======== Input material

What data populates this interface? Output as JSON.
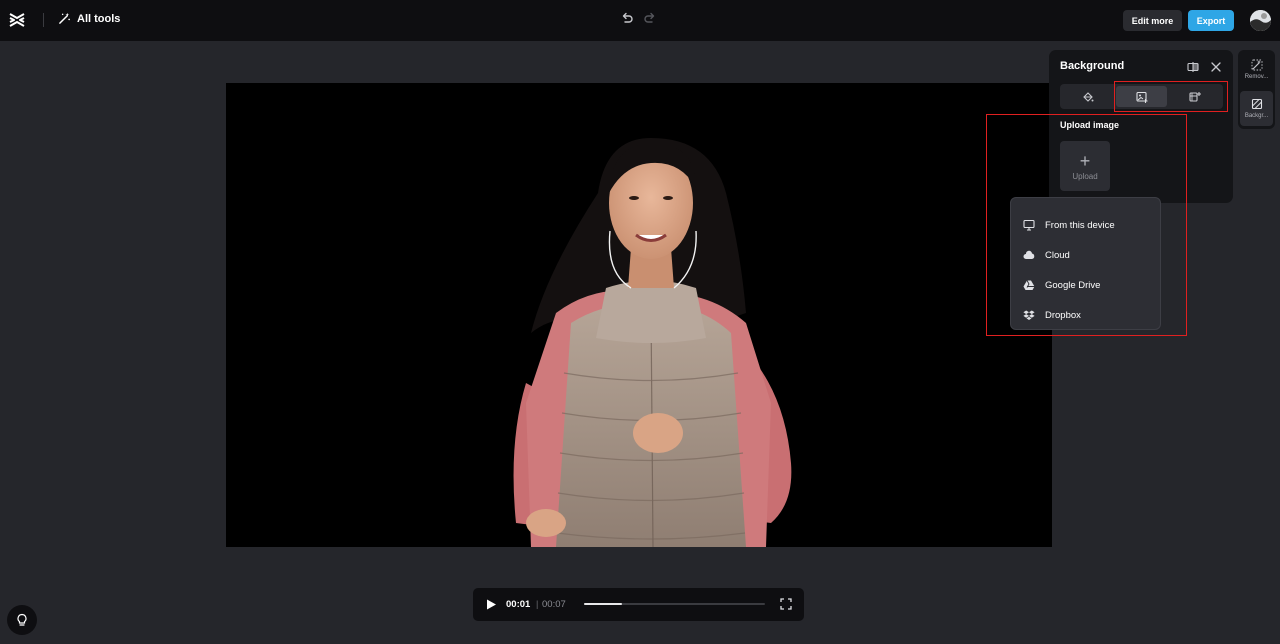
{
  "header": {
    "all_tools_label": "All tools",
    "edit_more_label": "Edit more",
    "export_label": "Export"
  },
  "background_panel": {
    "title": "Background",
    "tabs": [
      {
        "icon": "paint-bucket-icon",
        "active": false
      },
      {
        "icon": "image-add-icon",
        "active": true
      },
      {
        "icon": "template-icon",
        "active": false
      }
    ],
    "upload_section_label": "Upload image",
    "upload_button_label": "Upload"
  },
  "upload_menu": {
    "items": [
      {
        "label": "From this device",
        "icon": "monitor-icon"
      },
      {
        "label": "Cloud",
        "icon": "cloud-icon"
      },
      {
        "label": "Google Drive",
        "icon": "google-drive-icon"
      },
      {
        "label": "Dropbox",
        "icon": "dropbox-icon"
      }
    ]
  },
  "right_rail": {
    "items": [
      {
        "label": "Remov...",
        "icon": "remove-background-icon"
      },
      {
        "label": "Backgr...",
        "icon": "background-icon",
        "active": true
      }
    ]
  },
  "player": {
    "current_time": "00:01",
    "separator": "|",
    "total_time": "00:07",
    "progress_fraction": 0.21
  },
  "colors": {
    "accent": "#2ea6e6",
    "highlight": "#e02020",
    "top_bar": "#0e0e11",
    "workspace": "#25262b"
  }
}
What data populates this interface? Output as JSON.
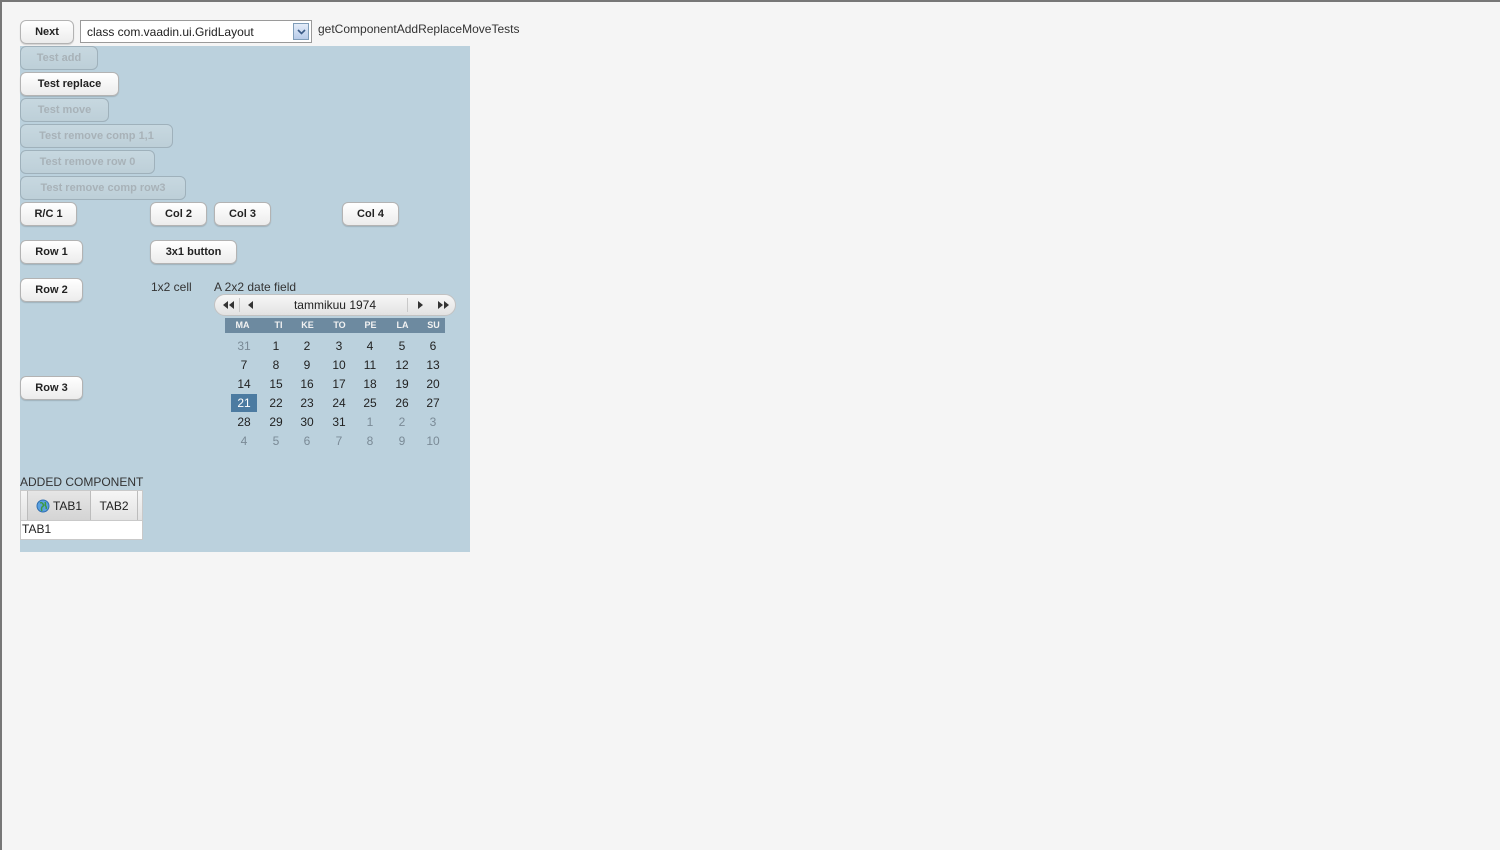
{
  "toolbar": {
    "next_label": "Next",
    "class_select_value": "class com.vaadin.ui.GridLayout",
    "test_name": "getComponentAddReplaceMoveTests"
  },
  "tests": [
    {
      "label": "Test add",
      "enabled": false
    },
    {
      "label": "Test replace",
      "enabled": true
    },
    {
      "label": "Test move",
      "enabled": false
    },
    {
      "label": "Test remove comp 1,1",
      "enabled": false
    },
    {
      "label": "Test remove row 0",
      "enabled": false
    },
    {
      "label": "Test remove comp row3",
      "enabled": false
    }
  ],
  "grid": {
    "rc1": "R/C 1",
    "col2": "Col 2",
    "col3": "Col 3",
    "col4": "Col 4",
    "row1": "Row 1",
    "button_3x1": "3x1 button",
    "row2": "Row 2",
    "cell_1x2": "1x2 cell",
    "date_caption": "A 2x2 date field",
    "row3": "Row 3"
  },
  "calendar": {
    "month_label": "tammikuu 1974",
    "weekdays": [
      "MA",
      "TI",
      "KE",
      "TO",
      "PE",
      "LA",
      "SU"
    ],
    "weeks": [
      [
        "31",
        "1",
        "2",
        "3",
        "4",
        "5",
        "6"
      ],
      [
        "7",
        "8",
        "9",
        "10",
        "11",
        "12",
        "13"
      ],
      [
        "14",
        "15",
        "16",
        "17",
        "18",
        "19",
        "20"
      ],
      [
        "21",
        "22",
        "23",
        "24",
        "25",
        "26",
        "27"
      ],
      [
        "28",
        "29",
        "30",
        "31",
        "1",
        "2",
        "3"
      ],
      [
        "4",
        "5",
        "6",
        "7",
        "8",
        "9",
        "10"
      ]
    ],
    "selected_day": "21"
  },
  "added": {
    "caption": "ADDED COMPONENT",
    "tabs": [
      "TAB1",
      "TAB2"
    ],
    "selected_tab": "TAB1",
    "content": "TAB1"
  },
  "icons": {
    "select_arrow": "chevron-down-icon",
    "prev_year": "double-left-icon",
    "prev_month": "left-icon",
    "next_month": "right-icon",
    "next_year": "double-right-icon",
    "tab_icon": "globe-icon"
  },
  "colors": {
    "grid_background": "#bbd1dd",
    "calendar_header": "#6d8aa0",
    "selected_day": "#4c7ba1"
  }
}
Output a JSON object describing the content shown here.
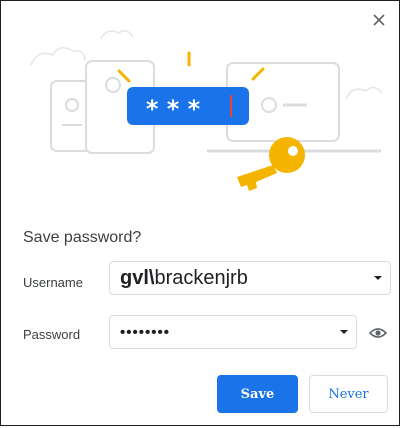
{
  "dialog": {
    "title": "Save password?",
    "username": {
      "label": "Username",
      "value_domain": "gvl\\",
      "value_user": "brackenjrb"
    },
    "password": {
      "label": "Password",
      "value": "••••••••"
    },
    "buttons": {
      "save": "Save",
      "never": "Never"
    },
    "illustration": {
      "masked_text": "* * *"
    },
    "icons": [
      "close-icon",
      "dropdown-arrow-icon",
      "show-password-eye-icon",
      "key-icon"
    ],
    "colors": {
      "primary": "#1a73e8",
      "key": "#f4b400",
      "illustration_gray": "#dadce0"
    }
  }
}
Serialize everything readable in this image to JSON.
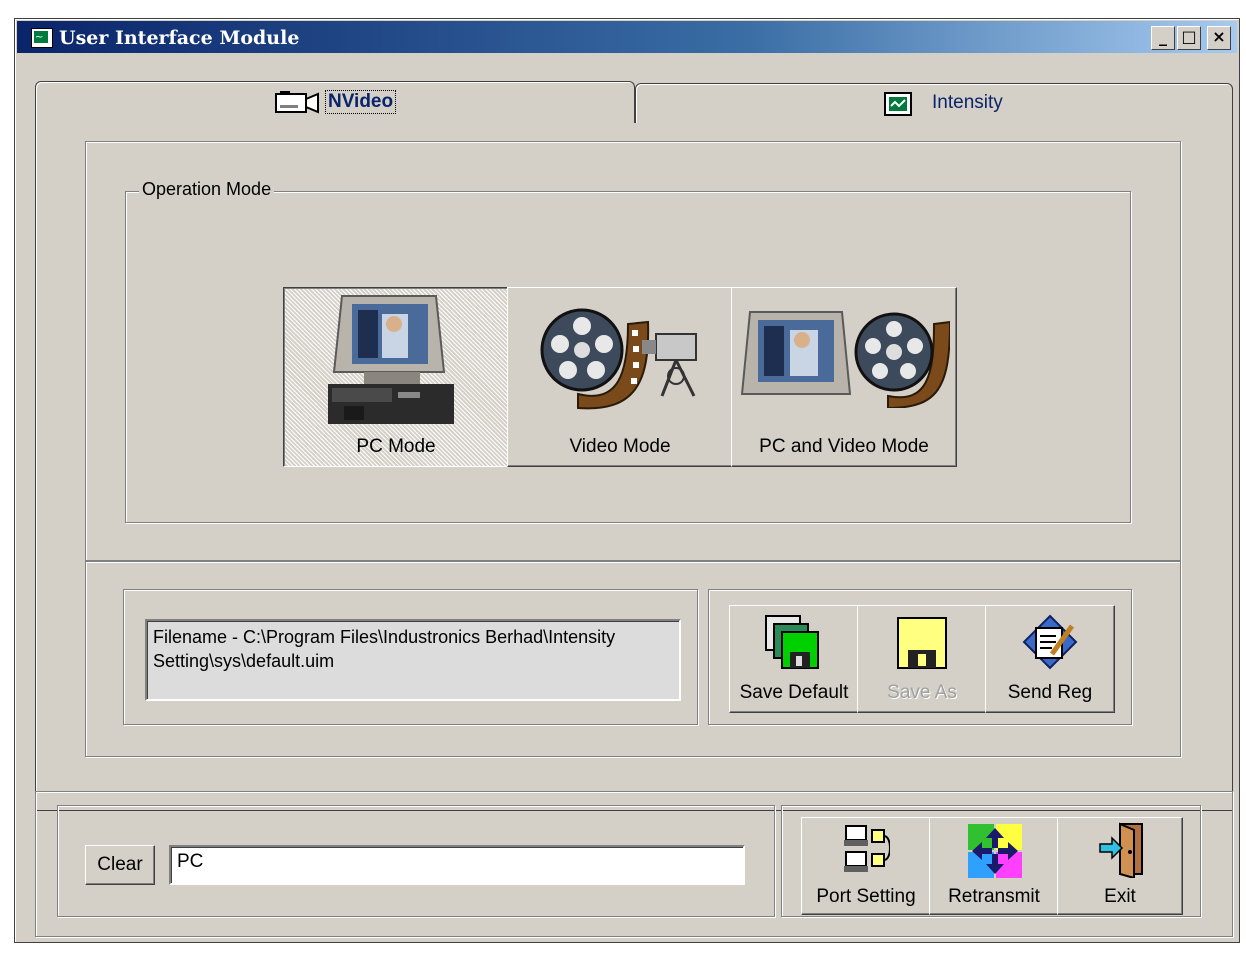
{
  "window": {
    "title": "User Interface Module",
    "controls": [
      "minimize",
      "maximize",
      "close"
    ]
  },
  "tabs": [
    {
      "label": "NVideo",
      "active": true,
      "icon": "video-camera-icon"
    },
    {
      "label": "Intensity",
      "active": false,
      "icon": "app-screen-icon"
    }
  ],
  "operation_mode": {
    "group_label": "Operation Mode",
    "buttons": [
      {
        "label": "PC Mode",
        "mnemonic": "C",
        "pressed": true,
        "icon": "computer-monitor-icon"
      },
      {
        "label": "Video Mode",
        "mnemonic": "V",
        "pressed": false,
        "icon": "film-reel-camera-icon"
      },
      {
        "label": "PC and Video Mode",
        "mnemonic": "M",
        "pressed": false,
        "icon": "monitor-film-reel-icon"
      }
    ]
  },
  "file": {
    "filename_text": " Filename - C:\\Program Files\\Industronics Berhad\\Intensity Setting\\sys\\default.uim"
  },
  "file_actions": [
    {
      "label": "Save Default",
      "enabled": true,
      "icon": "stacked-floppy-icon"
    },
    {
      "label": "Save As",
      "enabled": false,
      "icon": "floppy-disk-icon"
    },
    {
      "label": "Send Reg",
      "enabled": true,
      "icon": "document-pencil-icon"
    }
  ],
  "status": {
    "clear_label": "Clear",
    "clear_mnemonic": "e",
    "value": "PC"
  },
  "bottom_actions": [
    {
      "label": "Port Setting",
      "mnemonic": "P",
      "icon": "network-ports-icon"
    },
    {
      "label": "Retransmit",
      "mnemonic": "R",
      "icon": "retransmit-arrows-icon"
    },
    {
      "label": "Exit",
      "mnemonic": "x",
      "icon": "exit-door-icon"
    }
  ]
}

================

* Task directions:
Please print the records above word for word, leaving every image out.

* Answer space:
What data populates this interface? Output as JSON.
{
  "header": {
    "all_tools_label": "All tools",
    "edit_more_label": "Edit more",
    "export_label": "Export"
  },
  "background_panel": {
    "title": "Background",
    "tabs": [
      {
        "icon": "paint-bucket-icon",
        "active": false
      },
      {
        "icon": "image-add-icon",
        "active": true
      },
      {
        "icon": "template-icon",
        "active": false
      }
    ],
    "upload_section_label": "Upload image",
    "upload_button_label": "Upload"
  },
  "upload_menu": {
    "items": [
      {
        "label": "From this device",
        "icon": "monitor-icon"
      },
      {
        "label": "Cloud",
        "icon": "cloud-icon"
      },
      {
        "label": "Google Drive",
        "icon": "google-drive-icon"
      },
      {
        "label": "Dropbox",
        "icon": "dropbox-icon"
      }
    ]
  },
  "right_rail": {
    "items": [
      {
        "label": "Remov...",
        "icon": "remove-background-icon"
      },
      {
        "label": "Backgr...",
        "icon": "background-icon",
        "active": true
      }
    ]
  },
  "player": {
    "current_time": "00:01",
    "separator": "|",
    "total_time": "00:07",
    "progress_fraction": 0.21
  },
  "colors": {
    "accent": "#2ea6e6",
    "highlight": "#e02020",
    "top_bar": "#0e0e11",
    "workspace": "#25262b"
  }
}
What data populates this interface? Output as JSON.
{
  "toolbar": {
    "next_label": "Next",
    "class_select_value": "class com.vaadin.ui.GridLayout",
    "test_name": "getComponentAddReplaceMoveTests"
  },
  "tests": [
    {
      "label": "Test add",
      "enabled": false
    },
    {
      "label": "Test replace",
      "enabled": true
    },
    {
      "label": "Test move",
      "enabled": false
    },
    {
      "label": "Test remove comp 1,1",
      "enabled": false
    },
    {
      "label": "Test remove row 0",
      "enabled": false
    },
    {
      "label": "Test remove comp row3",
      "enabled": false
    }
  ],
  "grid": {
    "rc1": "R/C 1",
    "col2": "Col 2",
    "col3": "Col 3",
    "col4": "Col 4",
    "row1": "Row 1",
    "button_3x1": "3x1 button",
    "row2": "Row 2",
    "cell_1x2": "1x2 cell",
    "date_caption": "A 2x2 date field",
    "row3": "Row 3"
  },
  "calendar": {
    "month_label": "tammikuu 1974",
    "weekdays": [
      "MA",
      "TI",
      "KE",
      "TO",
      "PE",
      "LA",
      "SU"
    ],
    "weeks": [
      [
        "31",
        "1",
        "2",
        "3",
        "4",
        "5",
        "6"
      ],
      [
        "7",
        "8",
        "9",
        "10",
        "11",
        "12",
        "13"
      ],
      [
        "14",
        "15",
        "16",
        "17",
        "18",
        "19",
        "20"
      ],
      [
        "21",
        "22",
        "23",
        "24",
        "25",
        "26",
        "27"
      ],
      [
        "28",
        "29",
        "30",
        "31",
        "1",
        "2",
        "3"
      ],
      [
        "4",
        "5",
        "6",
        "7",
        "8",
        "9",
        "10"
      ]
    ],
    "selected_day": "21"
  },
  "added": {
    "caption": "ADDED COMPONENT",
    "tabs": [
      "TAB1",
      "TAB2"
    ],
    "selected_tab": "TAB1",
    "content": "TAB1"
  },
  "icons": {
    "select_arrow": "chevron-down-icon",
    "prev_year": "double-left-icon",
    "prev_month": "left-icon",
    "next_month": "right-icon",
    "next_year": "double-right-icon",
    "tab_icon": "globe-icon"
  },
  "colors": {
    "grid_background": "#bbd1dd",
    "calendar_header": "#6d8aa0",
    "selected_day": "#4c7ba1"
  }
}
Output a JSON object describing the content shown here.
{
  "dialog": {
    "title": "Save password?",
    "username": {
      "label": "Username",
      "value_domain": "gvl\\",
      "value_user": "brackenjrb"
    },
    "password": {
      "label": "Password",
      "value": "••••••••"
    },
    "buttons": {
      "save": "Save",
      "never": "Never"
    },
    "illustration": {
      "masked_text": "* * *"
    },
    "icons": [
      "close-icon",
      "dropdown-arrow-icon",
      "show-password-eye-icon",
      "key-icon"
    ],
    "colors": {
      "primary": "#1a73e8",
      "key": "#f4b400",
      "illustration_gray": "#dadce0"
    }
  }
}
Serialize everything readable in this image to JSON.
{
  "window": {
    "title": "User Interface Module",
    "controls": [
      "minimize",
      "maximize",
      "close"
    ]
  },
  "tabs": [
    {
      "label": "NVideo",
      "active": true,
      "icon": "video-camera-icon"
    },
    {
      "label": "Intensity",
      "active": false,
      "icon": "app-screen-icon"
    }
  ],
  "operation_mode": {
    "group_label": "Operation Mode",
    "buttons": [
      {
        "label": "PC Mode",
        "mnemonic": "C",
        "pressed": true,
        "icon": "computer-monitor-icon"
      },
      {
        "label": "Video Mode",
        "mnemonic": "V",
        "pressed": false,
        "icon": "film-reel-camera-icon"
      },
      {
        "label": "PC and Video Mode",
        "mnemonic": "M",
        "pressed": false,
        "icon": "monitor-film-reel-icon"
      }
    ]
  },
  "file": {
    "filename_text": " Filename - C:\\Program Files\\Industronics Berhad\\Intensity Setting\\sys\\default.uim"
  },
  "file_actions": [
    {
      "label": "Save Default",
      "enabled": true,
      "icon": "stacked-floppy-icon"
    },
    {
      "label": "Save As",
      "enabled": false,
      "icon": "floppy-disk-icon"
    },
    {
      "label": "Send Reg",
      "enabled": true,
      "icon": "document-pencil-icon"
    }
  ],
  "status": {
    "clear_label": "Clear",
    "clear_mnemonic": "e",
    "value": "PC"
  },
  "bottom_actions": [
    {
      "label": "Port Setting",
      "mnemonic": "P",
      "icon": "network-ports-icon"
    },
    {
      "label": "Retransmit",
      "mnemonic": "R",
      "icon": "retransmit-arrows-icon"
    },
    {
      "label": "Exit",
      "mnemonic": "x",
      "icon": "exit-door-icon"
    }
  ]
}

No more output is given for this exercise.